And, in many ways, it is. “The Lobster” hopes to expose a great irony in finding and acknowledging love, pretending to be in love, the consequences of ill-suited romances, the various constituents of incompatibility, mixed signals, the deception of emotions, and the pressures of societal standards to be in a relationship (or the judgments expressed by those who would measure success by romantic partnership). Additionally, it portrays the unpredictable nature of love-at-first-sight, or the concept of discovering love when least expected, and the sacrifices undertaken for true love. But all of these ideas are given a twist of lunacy and acute impassiveness, to the point that many are nearly unrecognizable. It is, understandably, conflicted and confusing and harrowing and tragic and, finally, triumphant.

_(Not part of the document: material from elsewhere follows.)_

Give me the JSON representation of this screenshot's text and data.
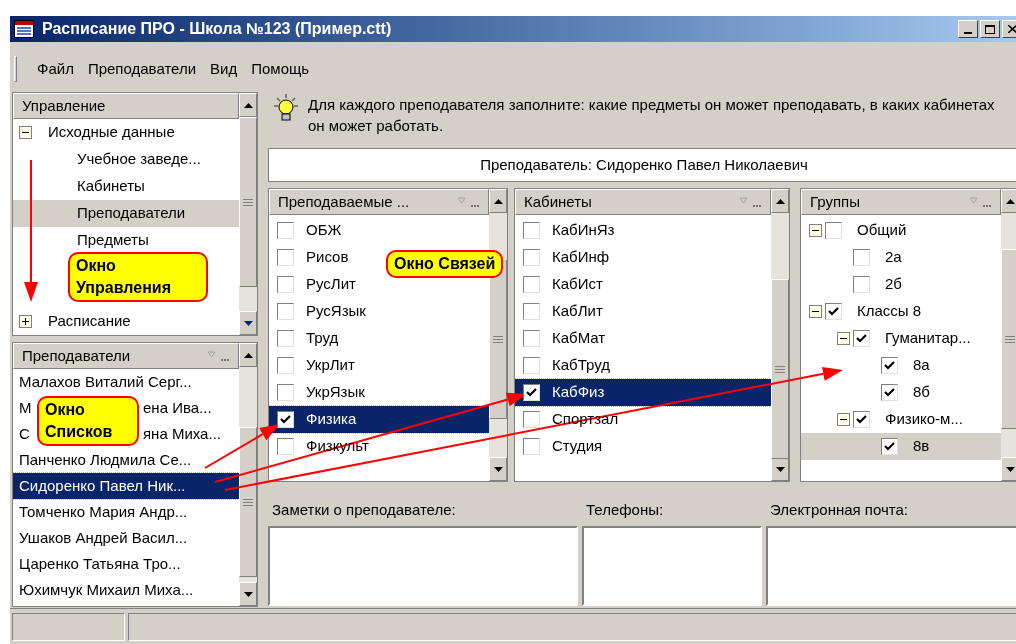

In its parallels to the dystopian future of “1984,” “The Lobster” exhibits a thought-police equivalency with its marriage-police, who survey public places for anyone appearing suspiciously single. It also portrays George Orwell’s themes of concealing true feelings, skewed into the manipulation of the pairing process by faking idiosyncrasies so that compatibility might resemble destiny. And a revolution brews, here between the loners fleeing into the forest and the falsely happy couples in the cities and yachts, with everyday amenities allocated specifically for them.

As often experienced in such Orwellian nightmares, even with the singularity of this wildly original production, there’s an unshakeable apprehension and cruelty surrounding all of the parabolic happenings, as if satirical messages must be imparted in the most uncomfortable manner possible. In the end, the humor and the visuals remain strong, but the narrative turns cryptic, which might disconcert even those audiences looking for a bitter, deadpan experiment in metaphorical erraticism (or modern love). It makes a thought-provoking point, but the story suffers for it.

– Mike Massie

  • 7/10